(Entries taken from a collection)
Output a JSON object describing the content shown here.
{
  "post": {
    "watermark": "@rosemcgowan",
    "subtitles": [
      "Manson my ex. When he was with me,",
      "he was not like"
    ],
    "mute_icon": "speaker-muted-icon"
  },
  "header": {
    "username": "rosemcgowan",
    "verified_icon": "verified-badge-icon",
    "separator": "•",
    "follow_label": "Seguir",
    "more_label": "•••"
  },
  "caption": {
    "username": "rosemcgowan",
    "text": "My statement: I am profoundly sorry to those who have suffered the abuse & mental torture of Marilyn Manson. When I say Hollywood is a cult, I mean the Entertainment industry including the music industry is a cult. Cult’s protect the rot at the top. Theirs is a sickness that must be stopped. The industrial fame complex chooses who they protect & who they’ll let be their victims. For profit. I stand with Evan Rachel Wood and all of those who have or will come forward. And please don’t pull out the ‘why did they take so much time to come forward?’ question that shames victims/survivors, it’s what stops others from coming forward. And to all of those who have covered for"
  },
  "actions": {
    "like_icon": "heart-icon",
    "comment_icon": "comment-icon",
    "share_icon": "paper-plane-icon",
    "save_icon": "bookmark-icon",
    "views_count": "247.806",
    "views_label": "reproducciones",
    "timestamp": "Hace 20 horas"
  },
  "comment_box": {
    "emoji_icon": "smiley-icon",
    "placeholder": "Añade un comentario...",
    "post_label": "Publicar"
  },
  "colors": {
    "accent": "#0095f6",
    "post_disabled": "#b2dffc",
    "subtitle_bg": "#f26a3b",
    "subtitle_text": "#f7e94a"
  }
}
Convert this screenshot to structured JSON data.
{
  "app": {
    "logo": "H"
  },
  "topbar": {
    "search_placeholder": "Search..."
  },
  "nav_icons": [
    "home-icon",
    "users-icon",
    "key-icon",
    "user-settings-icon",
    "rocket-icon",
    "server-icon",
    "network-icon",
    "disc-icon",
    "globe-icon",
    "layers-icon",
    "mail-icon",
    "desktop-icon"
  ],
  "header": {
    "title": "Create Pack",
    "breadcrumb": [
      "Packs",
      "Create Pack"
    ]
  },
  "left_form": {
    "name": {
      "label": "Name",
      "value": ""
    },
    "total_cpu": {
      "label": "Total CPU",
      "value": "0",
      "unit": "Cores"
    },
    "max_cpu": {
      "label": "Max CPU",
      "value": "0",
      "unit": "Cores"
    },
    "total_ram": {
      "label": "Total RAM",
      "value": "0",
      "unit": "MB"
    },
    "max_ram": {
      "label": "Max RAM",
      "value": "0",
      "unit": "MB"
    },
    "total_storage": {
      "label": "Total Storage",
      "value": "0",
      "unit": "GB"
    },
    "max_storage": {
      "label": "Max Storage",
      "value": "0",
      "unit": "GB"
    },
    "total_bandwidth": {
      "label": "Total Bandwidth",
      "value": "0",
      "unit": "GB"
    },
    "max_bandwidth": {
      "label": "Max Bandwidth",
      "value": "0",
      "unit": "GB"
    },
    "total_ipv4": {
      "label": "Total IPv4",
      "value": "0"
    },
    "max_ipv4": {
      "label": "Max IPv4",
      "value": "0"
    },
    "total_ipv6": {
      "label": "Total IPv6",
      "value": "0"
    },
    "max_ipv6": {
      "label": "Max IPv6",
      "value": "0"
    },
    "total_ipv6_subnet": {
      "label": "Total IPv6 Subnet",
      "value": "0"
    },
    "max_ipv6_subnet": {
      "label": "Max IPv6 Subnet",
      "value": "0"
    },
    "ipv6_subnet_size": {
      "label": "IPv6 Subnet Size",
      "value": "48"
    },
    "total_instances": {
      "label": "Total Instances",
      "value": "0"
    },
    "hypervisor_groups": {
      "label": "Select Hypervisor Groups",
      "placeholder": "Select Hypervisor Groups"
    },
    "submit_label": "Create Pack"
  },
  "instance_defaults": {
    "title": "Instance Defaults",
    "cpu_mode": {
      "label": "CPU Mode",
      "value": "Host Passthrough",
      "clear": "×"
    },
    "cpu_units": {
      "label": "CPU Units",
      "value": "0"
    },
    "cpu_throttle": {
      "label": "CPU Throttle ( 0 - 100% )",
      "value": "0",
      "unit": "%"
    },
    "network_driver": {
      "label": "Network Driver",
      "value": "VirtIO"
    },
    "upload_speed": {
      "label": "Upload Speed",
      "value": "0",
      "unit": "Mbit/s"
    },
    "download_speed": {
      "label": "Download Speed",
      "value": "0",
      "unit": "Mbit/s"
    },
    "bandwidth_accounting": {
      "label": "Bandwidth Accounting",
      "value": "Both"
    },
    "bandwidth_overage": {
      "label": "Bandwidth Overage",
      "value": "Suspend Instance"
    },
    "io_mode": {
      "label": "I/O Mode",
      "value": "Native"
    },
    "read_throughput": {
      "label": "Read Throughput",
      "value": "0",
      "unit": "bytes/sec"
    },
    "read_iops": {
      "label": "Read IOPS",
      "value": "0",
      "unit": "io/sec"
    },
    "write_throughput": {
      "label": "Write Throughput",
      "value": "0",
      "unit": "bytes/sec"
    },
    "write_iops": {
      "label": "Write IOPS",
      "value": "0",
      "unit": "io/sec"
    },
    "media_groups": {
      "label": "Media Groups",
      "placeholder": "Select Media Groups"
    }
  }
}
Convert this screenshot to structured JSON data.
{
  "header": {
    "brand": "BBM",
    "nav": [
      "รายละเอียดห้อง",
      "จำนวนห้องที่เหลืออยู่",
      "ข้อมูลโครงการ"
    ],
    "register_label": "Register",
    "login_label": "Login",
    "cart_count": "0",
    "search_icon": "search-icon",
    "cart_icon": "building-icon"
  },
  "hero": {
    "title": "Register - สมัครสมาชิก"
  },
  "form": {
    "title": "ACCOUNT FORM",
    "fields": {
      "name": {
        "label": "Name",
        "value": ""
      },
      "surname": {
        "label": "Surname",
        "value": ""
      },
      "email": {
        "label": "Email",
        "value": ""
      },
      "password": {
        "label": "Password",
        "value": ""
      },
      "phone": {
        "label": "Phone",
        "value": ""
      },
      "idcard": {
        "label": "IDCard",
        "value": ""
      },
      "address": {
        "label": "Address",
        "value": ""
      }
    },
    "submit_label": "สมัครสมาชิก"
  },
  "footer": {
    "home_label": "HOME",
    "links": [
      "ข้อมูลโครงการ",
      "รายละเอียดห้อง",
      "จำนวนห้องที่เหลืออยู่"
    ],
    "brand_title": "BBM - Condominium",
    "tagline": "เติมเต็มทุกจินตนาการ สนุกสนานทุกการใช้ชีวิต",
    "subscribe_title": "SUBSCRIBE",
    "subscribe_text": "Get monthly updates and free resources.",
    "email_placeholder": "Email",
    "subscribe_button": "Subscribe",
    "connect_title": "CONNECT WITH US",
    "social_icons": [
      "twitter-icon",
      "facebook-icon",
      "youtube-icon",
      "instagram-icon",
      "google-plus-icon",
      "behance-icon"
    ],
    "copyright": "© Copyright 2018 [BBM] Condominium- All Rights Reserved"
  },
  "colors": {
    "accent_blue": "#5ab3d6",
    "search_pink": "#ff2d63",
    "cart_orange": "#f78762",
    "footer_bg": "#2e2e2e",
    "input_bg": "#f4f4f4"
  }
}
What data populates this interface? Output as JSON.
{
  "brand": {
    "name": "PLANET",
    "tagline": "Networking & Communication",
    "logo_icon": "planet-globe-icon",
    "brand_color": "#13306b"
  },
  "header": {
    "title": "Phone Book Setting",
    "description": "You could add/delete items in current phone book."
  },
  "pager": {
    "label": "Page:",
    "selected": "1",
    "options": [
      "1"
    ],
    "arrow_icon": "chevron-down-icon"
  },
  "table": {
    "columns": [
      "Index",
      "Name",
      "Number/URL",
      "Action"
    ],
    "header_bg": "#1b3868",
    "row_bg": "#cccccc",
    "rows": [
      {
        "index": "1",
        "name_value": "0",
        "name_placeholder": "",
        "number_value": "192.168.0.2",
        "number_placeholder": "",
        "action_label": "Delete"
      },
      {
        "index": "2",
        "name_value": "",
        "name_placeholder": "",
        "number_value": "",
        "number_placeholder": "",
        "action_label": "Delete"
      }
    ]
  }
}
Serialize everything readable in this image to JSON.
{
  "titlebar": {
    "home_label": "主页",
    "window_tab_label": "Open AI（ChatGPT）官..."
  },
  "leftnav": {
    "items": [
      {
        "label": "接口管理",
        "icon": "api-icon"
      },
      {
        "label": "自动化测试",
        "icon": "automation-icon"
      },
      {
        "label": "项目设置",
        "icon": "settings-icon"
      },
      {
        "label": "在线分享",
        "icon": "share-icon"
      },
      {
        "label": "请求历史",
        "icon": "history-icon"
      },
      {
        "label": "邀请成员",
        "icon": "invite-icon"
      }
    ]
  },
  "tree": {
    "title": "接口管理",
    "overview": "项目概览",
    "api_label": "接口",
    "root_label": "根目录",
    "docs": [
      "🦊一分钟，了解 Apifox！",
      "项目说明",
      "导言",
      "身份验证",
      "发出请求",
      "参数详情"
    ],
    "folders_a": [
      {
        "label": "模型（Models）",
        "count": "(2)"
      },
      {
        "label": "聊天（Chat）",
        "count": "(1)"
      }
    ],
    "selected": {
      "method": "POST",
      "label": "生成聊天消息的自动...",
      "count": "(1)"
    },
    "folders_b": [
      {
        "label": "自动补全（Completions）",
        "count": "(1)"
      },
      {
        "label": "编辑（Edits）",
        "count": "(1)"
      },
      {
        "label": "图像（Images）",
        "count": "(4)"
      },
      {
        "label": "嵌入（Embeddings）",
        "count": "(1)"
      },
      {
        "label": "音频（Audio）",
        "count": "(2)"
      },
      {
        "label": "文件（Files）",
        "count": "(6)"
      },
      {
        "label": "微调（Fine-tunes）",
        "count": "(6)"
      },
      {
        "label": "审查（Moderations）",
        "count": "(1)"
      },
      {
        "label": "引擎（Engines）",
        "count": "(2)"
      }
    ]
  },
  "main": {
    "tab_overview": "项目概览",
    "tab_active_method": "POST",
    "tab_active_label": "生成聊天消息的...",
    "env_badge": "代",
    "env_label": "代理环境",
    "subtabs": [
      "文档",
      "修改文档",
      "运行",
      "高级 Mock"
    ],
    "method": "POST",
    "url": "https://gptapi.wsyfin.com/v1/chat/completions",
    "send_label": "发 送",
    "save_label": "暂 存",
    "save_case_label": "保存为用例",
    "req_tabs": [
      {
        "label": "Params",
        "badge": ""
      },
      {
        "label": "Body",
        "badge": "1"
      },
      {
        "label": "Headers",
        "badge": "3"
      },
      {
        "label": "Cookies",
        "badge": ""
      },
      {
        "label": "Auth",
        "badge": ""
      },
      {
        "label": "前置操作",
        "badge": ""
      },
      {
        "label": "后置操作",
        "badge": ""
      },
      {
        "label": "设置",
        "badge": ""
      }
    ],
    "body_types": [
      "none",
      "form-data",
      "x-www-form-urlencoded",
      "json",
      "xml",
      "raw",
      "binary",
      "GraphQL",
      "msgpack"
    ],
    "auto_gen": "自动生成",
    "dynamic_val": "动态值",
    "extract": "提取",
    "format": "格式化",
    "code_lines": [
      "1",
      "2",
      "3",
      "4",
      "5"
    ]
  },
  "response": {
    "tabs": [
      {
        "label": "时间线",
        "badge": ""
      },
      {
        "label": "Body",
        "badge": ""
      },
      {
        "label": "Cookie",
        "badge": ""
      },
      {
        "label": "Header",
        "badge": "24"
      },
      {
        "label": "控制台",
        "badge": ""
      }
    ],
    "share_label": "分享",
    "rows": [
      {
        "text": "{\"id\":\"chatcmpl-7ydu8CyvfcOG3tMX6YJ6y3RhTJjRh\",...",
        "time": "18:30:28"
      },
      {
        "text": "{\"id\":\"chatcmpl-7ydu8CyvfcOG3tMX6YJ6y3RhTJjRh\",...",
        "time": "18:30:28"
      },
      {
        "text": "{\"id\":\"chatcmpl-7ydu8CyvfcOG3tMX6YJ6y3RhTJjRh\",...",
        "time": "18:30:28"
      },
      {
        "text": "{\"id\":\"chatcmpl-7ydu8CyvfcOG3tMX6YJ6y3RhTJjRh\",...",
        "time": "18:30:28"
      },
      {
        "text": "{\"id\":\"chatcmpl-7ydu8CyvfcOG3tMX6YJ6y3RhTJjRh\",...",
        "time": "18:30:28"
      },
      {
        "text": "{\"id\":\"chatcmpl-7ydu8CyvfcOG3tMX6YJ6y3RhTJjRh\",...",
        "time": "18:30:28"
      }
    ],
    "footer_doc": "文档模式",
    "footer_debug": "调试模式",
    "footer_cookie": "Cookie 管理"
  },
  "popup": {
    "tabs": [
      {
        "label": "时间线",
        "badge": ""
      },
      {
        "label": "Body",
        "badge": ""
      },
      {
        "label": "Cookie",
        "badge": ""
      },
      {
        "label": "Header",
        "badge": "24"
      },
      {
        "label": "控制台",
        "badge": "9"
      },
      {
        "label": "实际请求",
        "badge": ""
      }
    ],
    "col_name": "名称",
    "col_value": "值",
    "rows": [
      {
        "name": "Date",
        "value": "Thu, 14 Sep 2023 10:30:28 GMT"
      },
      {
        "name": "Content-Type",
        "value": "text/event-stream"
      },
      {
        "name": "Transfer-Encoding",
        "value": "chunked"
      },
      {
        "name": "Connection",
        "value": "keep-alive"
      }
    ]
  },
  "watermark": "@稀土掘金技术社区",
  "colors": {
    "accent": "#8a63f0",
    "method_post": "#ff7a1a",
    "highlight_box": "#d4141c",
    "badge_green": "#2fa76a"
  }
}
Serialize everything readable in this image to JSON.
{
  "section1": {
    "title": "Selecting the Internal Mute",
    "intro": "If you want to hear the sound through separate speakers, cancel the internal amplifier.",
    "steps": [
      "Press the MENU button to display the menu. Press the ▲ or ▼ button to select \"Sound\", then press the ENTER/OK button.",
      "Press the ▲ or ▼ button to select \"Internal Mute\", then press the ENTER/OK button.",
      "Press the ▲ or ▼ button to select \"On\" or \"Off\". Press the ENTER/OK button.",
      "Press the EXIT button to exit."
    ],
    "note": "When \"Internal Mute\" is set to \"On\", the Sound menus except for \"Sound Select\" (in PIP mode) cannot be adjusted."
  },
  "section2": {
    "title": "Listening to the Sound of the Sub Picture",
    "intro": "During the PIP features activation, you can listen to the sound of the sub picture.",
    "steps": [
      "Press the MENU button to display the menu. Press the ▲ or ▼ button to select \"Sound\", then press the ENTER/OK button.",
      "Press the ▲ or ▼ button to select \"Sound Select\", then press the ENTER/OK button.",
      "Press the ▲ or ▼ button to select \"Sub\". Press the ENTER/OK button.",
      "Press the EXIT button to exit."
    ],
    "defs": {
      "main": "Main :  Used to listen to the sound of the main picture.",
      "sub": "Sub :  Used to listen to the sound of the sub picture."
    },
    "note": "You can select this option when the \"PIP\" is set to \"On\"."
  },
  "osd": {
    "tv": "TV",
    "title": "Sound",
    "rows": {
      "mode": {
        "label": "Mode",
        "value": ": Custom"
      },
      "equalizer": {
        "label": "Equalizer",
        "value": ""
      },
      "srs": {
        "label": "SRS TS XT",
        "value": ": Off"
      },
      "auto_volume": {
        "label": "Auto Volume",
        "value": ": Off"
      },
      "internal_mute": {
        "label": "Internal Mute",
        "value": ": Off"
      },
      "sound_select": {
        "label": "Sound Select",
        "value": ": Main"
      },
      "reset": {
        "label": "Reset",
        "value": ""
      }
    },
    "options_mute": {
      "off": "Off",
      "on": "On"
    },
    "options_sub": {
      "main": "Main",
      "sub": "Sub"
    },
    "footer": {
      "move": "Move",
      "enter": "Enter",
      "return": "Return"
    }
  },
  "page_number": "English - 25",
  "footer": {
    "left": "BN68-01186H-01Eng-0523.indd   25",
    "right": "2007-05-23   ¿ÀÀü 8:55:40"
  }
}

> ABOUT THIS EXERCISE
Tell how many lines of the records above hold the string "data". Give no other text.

> EXERCISE SOLUTION
4